** Extracted material follows **
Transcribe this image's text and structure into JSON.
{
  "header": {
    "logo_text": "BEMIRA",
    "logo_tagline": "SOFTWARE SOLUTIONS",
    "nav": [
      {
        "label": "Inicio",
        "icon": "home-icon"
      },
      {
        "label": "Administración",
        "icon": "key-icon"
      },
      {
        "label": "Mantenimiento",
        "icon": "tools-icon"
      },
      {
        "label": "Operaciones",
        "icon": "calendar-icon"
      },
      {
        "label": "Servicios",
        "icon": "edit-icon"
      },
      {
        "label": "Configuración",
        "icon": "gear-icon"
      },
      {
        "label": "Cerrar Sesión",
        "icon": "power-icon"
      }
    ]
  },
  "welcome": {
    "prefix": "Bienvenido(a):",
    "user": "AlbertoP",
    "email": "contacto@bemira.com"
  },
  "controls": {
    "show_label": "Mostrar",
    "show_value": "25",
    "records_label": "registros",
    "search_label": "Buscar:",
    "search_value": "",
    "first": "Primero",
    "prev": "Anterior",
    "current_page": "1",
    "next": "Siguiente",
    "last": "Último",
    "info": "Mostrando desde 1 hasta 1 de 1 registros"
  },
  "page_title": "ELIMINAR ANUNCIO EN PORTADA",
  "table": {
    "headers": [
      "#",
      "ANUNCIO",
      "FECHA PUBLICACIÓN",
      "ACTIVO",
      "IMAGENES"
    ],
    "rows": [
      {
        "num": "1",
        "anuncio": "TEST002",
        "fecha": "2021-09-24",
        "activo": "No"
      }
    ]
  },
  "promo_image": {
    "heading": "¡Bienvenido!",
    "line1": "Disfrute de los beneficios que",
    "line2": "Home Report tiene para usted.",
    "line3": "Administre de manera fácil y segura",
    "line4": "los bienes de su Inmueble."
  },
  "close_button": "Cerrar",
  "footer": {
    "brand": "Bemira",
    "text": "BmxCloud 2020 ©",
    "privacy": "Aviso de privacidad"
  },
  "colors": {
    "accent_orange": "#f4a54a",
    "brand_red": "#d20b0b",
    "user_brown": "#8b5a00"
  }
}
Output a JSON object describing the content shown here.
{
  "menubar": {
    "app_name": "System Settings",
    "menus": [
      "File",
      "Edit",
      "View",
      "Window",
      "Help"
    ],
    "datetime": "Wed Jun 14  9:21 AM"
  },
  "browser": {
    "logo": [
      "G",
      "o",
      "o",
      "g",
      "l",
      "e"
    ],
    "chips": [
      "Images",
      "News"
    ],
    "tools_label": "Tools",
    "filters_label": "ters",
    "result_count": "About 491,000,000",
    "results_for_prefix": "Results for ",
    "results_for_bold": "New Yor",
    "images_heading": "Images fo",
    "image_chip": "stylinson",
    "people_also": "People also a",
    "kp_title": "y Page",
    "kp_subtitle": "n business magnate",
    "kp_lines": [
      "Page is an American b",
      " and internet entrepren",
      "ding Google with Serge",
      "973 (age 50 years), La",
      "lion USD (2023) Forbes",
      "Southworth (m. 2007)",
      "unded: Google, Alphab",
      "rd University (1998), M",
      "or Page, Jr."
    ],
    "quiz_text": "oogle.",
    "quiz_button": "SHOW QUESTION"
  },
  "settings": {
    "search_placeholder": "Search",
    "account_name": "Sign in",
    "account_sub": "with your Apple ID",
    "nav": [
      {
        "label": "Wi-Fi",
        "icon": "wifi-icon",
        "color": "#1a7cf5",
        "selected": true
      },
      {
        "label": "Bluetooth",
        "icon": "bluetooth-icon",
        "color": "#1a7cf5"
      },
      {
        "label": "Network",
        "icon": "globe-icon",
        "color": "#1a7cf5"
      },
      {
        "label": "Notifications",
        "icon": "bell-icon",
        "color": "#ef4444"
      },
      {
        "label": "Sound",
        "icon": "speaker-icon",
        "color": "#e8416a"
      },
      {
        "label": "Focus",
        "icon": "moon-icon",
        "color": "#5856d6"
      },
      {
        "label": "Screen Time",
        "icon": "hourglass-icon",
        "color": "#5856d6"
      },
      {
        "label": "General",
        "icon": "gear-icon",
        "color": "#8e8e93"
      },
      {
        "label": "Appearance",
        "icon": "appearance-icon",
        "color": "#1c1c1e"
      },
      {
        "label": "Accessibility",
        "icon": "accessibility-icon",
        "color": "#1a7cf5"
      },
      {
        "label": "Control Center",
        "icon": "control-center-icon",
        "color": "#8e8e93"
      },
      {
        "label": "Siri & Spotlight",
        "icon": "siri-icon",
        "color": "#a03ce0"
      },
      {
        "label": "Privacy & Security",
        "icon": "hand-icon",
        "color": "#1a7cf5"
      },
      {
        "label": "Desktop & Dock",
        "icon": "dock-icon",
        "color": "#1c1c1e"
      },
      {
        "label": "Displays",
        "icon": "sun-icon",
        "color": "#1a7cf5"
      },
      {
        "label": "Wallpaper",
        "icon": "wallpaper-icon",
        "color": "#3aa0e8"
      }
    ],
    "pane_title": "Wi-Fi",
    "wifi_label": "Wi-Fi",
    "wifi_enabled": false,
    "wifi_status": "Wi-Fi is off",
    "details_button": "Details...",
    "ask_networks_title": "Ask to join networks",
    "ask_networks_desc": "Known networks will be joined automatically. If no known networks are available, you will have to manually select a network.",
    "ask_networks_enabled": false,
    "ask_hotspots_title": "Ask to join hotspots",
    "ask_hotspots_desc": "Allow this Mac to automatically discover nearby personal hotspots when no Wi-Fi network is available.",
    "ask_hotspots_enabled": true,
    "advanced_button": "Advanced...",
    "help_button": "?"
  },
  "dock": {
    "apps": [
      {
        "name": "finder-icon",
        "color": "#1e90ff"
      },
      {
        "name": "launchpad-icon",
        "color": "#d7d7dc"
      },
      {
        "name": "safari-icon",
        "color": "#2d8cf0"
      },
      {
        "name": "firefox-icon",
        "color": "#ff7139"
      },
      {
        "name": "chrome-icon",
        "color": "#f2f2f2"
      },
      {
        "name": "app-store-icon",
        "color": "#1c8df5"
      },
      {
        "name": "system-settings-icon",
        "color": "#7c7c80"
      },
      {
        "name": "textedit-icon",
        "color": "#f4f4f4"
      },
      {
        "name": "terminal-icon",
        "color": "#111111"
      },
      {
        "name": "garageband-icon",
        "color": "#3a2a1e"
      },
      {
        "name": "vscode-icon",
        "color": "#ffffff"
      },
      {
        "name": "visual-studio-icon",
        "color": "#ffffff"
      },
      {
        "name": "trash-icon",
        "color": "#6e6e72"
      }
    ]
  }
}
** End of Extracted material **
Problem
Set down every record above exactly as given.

Exercise output
Transcribe this image's text and structure into JSON.
{
  "header": {
    "logo_text": "BEMIRA",
    "logo_tagline": "SOFTWARE SOLUTIONS",
    "nav": [
      {
        "label": "Inicio",
        "icon": "home-icon"
      },
      {
        "label": "Administración",
        "icon": "key-icon"
      },
      {
        "label": "Mantenimiento",
        "icon": "tools-icon"
      },
      {
        "label": "Operaciones",
        "icon": "calendar-icon"
      },
      {
        "label": "Servicios",
        "icon": "edit-icon"
      },
      {
        "label": "Configuración",
        "icon": "gear-icon"
      },
      {
        "label": "Cerrar Sesión",
        "icon": "power-icon"
      }
    ]
  },
  "welcome": {
    "prefix": "Bienvenido(a):",
    "user": "AlbertoP",
    "email": "contacto@bemira.com"
  },
  "controls": {
    "show_label": "Mostrar",
    "show_value": "25",
    "records_label": "registros",
    "search_label": "Buscar:",
    "search_value": "",
    "first": "Primero",
    "prev": "Anterior",
    "current_page": "1",
    "next": "Siguiente",
    "last": "Último",
    "info": "Mostrando desde 1 hasta 1 de 1 registros"
  },
  "page_title": "ELIMINAR ANUNCIO EN PORTADA",
  "table": {
    "headers": [
      "#",
      "ANUNCIO",
      "FECHA PUBLICACIÓN",
      "ACTIVO",
      "IMAGENES"
    ],
    "rows": [
      {
        "num": "1",
        "anuncio": "TEST002",
        "fecha": "2021-09-24",
        "activo": "No"
      }
    ]
  },
  "promo_image": {
    "heading": "¡Bienvenido!",
    "line1": "Disfrute de los beneficios que",
    "line2": "Home Report tiene para usted.",
    "line3": "Administre de manera fácil y segura",
    "line4": "los bienes de su Inmueble."
  },
  "close_button": "Cerrar",
  "footer": {
    "brand": "Bemira",
    "text": "BmxCloud 2020 ©",
    "privacy": "Aviso de privacidad"
  },
  "colors": {
    "accent_orange": "#f4a54a",
    "brand_red": "#d20b0b",
    "user_brown": "#8b5a00"
  }
}
Output a JSON object describing the content shown here.
{
  "menubar": {
    "app_name": "System Settings",
    "menus": [
      "File",
      "Edit",
      "View",
      "Window",
      "Help"
    ],
    "datetime": "Wed Jun 14  9:21 AM"
  },
  "browser": {
    "logo": [
      "G",
      "o",
      "o",
      "g",
      "l",
      "e"
    ],
    "chips": [
      "Images",
      "News"
    ],
    "tools_label": "Tools",
    "filters_label": "ters",
    "result_count": "About 491,000,000",
    "results_for_prefix": "Results for ",
    "results_for_bold": "New Yor",
    "images_heading": "Images fo",
    "image_chip": "stylinson",
    "people_also": "People also a",
    "kp_title": "y Page",
    "kp_subtitle": "n business magnate",
    "kp_lines": [
      "Page is an American b",
      " and internet entrepren",
      "ding Google with Serge",
      "973 (age 50 years), La",
      "lion USD (2023) Forbes",
      "Southworth (m. 2007)",
      "unded: Google, Alphab",
      "rd University (1998), M",
      "or Page, Jr."
    ],
    "quiz_text": "oogle.",
    "quiz_button": "SHOW QUESTION"
  },
  "settings": {
    "search_placeholder": "Search",
    "account_name": "Sign in",
    "account_sub": "with your Apple ID",
    "nav": [
      {
        "label": "Wi-Fi",
        "icon": "wifi-icon",
        "color": "#1a7cf5",
        "selected": true
      },
      {
        "label": "Bluetooth",
        "icon": "bluetooth-icon",
        "color": "#1a7cf5"
      },
      {
        "label": "Network",
        "icon": "globe-icon",
        "color": "#1a7cf5"
      },
      {
        "label": "Notifications",
        "icon": "bell-icon",
        "color": "#ef4444"
      },
      {
        "label": "Sound",
        "icon": "speaker-icon",
        "color": "#e8416a"
      },
      {
        "label": "Focus",
        "icon": "moon-icon",
        "color": "#5856d6"
      },
      {
        "label": "Screen Time",
        "icon": "hourglass-icon",
        "color": "#5856d6"
      },
      {
        "label": "General",
        "icon": "gear-icon",
        "color": "#8e8e93"
      },
      {
        "label": "Appearance",
        "icon": "appearance-icon",
        "color": "#1c1c1e"
      },
      {
        "label": "Accessibility",
        "icon": "accessibility-icon",
        "color": "#1a7cf5"
      },
      {
        "label": "Control Center",
        "icon": "control-center-icon",
        "color": "#8e8e93"
      },
      {
        "label": "Siri & Spotlight",
        "icon": "siri-icon",
        "color": "#a03ce0"
      },
      {
        "label": "Privacy & Security",
        "icon": "hand-icon",
        "color": "#1a7cf5"
      },
      {
        "label": "Desktop & Dock",
        "icon": "dock-icon",
        "color": "#1c1c1e"
      },
      {
        "label": "Displays",
        "icon": "sun-icon",
        "color": "#1a7cf5"
      },
      {
        "label": "Wallpaper",
        "icon": "wallpaper-icon",
        "color": "#3aa0e8"
      }
    ],
    "pane_title": "Wi-Fi",
    "wifi_label": "Wi-Fi",
    "wifi_enabled": false,
    "wifi_status": "Wi-Fi is off",
    "details_button": "Details...",
    "ask_networks_title": "Ask to join networks",
    "ask_networks_desc": "Known networks will be joined automatically. If no known networks are available, you will have to manually select a network.",
    "ask_networks_enabled": false,
    "ask_hotspots_title": "Ask to join hotspots",
    "ask_hotspots_desc": "Allow this Mac to automatically discover nearby personal hotspots when no Wi-Fi network is available.",
    "ask_hotspots_enabled": true,
    "advanced_button": "Advanced...",
    "help_button": "?"
  },
  "dock": {
    "apps": [
      {
        "name": "finder-icon",
        "color": "#1e90ff"
      },
      {
        "name": "launchpad-icon",
        "color": "#d7d7dc"
      },
      {
        "name": "safari-icon",
        "color": "#2d8cf0"
      },
      {
        "name": "firefox-icon",
        "color": "#ff7139"
      },
      {
        "name": "chrome-icon",
        "color": "#f2f2f2"
      },
      {
        "name": "app-store-icon",
        "color": "#1c8df5"
      },
      {
        "name": "system-settings-icon",
        "color": "#7c7c80"
      },
      {
        "name": "textedit-icon",
        "color": "#f4f4f4"
      },
      {
        "name": "terminal-icon",
        "color": "#111111"
      },
      {
        "name": "garageband-icon",
        "color": "#3a2a1e"
      },
      {
        "name": "vscode-icon",
        "color": "#ffffff"
      },
      {
        "name": "visual-studio-icon",
        "color": "#ffffff"
      },
      {
        "name": "trash-icon",
        "color": "#6e6e72"
      }
    ]
  }
}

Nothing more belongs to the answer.